Rural communities along the northern New Hampshire-Vermont border could see their ambulance coverage cut in half.
Faced with a dramatic drop in revenue, 45th Parallel EMS may limit daytime service to a single ambulance, as they struggle to make ends meet during the coronavirus pandemic.
“We are literally covering an area the size of the state of Rhode Island with four ambulances total. Two are staffed at any time, and I’m looking at within the next couple of weeks having to cut one,” said CEO Nathan Borland.
In a roundtable discussion with N.H. Sen. Jeanne Shaheen on Wednesday, Borland said the private, non-profit ambulance service will lose around $144,000 in April and May.
That amount exceeds his monthly payroll, he said.
Those losses are directly related to COVID-19 and the stay-at-home orders that have wiped out tourism — and the ambulance trips those visitors generate.
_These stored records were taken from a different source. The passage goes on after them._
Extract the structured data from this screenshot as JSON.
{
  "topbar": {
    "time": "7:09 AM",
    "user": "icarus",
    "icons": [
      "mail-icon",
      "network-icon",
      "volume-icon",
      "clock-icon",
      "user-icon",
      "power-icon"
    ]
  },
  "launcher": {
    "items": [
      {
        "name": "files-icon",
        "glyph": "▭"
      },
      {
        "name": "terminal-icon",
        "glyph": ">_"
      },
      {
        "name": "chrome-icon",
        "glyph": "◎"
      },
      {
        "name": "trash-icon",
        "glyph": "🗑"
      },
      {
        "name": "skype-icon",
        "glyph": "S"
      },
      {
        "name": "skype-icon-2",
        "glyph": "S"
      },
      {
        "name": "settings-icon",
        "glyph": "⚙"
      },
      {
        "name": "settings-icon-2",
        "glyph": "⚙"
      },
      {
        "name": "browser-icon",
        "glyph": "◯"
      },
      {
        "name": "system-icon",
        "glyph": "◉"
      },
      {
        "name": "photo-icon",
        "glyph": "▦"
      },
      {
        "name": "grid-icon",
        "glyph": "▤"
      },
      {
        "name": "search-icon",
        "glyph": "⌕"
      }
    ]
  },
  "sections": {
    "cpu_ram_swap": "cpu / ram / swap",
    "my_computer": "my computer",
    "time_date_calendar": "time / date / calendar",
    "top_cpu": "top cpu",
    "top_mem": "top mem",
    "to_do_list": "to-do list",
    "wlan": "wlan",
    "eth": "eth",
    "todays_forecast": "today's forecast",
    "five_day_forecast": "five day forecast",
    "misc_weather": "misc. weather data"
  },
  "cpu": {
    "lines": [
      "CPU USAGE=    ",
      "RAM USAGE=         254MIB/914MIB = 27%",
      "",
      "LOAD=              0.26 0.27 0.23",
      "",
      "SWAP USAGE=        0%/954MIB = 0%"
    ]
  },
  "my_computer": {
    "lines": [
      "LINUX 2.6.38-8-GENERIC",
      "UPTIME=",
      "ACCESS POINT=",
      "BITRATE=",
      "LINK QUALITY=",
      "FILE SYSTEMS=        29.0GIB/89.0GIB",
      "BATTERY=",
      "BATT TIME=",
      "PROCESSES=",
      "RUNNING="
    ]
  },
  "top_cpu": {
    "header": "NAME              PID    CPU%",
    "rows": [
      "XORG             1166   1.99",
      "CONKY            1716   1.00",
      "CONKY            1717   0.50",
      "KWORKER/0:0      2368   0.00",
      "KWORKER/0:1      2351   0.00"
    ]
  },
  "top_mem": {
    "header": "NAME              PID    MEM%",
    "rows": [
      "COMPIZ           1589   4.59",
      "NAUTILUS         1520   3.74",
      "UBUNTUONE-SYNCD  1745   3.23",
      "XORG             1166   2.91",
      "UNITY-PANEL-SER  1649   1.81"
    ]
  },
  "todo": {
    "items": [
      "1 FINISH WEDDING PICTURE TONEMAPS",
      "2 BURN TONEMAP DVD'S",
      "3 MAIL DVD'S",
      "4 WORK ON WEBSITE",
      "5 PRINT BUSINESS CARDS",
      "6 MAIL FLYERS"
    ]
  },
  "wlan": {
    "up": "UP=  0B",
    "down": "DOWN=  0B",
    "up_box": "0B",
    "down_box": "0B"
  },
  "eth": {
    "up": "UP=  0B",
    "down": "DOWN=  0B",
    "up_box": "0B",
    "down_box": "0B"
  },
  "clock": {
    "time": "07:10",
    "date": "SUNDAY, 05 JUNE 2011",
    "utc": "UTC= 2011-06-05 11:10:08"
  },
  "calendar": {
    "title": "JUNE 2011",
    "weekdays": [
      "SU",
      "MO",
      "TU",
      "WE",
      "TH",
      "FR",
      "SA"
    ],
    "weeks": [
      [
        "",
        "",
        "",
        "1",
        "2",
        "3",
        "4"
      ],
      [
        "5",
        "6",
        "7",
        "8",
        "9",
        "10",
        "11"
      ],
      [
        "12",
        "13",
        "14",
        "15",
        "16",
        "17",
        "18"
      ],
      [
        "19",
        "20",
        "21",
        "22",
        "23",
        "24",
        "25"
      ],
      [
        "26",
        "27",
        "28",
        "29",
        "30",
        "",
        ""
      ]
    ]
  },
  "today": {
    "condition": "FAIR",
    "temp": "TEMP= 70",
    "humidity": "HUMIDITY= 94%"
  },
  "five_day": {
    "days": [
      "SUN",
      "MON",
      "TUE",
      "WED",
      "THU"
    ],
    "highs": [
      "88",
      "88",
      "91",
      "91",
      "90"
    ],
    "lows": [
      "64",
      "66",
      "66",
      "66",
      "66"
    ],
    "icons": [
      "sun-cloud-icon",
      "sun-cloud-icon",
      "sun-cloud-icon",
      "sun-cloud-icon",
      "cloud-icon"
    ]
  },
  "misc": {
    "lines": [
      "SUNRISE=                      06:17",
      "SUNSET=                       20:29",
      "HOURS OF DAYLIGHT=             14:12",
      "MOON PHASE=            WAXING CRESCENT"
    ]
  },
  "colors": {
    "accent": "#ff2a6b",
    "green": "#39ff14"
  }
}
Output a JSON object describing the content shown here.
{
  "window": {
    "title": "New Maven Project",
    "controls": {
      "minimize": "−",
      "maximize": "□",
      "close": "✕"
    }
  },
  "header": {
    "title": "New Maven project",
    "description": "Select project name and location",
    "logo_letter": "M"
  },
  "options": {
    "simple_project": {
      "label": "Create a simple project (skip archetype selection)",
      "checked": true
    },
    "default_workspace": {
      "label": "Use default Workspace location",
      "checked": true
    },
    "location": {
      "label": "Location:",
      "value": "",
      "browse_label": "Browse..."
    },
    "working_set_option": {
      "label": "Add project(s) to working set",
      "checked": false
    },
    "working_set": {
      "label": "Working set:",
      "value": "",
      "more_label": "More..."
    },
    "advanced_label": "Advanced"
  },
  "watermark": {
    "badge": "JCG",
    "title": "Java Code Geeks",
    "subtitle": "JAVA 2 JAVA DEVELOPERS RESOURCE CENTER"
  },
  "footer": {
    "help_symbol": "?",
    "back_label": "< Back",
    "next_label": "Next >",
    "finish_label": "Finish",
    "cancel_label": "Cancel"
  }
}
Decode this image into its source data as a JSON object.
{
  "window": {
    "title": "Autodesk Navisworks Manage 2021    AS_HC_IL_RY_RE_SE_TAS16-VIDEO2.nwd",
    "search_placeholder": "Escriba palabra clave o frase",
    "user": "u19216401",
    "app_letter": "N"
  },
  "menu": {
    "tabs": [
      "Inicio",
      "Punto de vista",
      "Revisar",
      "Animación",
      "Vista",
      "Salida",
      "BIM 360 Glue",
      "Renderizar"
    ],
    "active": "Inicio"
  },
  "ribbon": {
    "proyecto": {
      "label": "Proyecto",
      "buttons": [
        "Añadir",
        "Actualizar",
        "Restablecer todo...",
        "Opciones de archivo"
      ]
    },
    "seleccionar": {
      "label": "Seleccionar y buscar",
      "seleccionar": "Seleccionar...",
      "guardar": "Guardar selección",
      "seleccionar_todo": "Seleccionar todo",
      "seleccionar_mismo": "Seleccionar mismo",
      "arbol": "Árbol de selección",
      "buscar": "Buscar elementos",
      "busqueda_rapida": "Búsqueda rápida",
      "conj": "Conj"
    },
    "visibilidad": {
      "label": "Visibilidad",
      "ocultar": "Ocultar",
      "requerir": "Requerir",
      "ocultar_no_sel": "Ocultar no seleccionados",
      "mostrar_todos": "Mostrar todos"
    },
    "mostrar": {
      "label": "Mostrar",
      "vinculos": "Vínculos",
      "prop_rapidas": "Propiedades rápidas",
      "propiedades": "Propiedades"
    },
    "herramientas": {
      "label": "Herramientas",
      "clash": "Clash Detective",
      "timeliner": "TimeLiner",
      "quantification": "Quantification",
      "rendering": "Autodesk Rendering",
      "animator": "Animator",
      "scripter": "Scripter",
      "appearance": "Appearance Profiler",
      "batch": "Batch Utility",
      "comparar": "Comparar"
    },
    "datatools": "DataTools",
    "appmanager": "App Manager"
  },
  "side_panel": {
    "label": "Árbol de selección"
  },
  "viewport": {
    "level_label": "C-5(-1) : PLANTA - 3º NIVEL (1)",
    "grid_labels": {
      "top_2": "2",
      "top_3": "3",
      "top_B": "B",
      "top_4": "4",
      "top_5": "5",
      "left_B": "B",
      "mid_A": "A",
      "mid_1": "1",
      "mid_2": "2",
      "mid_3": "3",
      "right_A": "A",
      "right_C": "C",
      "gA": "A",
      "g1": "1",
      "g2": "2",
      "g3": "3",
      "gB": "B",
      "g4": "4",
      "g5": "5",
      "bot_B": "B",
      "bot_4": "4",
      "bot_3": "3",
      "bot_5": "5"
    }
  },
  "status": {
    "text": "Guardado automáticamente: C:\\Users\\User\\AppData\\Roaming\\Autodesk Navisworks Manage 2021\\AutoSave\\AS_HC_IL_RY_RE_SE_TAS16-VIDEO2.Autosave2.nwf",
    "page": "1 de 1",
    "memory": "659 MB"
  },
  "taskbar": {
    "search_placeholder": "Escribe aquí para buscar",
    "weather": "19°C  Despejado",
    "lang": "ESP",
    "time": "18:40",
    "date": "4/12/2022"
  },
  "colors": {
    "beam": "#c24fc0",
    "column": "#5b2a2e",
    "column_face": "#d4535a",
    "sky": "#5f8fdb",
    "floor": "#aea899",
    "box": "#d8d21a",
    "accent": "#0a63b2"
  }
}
To compensate, 45th Parallel has already cut overnight staffing to one ambulance, down from two. Now they may cut daytime staffing as well.
“We were very heavily dependent on tourists coming in,” said Borland. “We’ve been very hard hit economically with the lack of call volume now because everybody’s gone home.”
The downturn has been tough for 45th Parallel’s employees — 14 full time EMTs, one full time administrator, and six part time emergency medical responders — who were wrapping up an extremely busy winter when the pandemic struck.
Full time employees already had their hours cut 25 percent, and they could be cut further if revenues don’t pick up.
“We were coming off of our best February ever. We had thousands of snowmobilers up here and we were busy, busy, busy,” Borland said. “Now we’re sitting around doing absolutely nothing because nothing is happening up here economically. So we’re at the point where, funding-wise, we’re in serious trouble.”
To continue serving the most rural areas of the Twin States — Averill, Beecher Falls, Canaan, Ferdinand, Lemington, Norton and the Gores in Vermont and Columbia, Colebrook, Dixville, Millsfield, Pittsburg and Stewartstown in New Hampshire — 45th Parallel will need help, Borland said.
On Wednesday, he told Shaheen that 45th Parallel had received $32,000 through the federal CARES Act, but added “that will be used up with our next payroll [period] and then we’re looking at dipping into a line of credit for paying people.”
BUDGET BACKFILL: Communities may look to cut emergency services next year to offset coronavirus-related losses.
That was the concern raised by Bill McQuillin, president of the Professional Fire Fighters of New Hampshire, during Wednesday’s call with Shaheen.
“I know our concern is looking out a year from now, to the next fiscal year and beyond,” he said. “What we’re fearful of [is that] local municipalities will make up for lost revenue through service cuts.”
For now, towns cannot use relief money to backfill budgets.
That could change with the next federal aid package, which was recently approved by the House and sent to the Senate.
Shaheen said a portion of CARES Act funding was intended to address municipal budgets, but that the Secretary of the Treasury issued guidance that “refused to allow [those funds] to be used for backfilling those budgets.”
“I’m hopeful what we do in this next package will be much more flexible and allow state and local governments to use dollars the way they need to,” she said.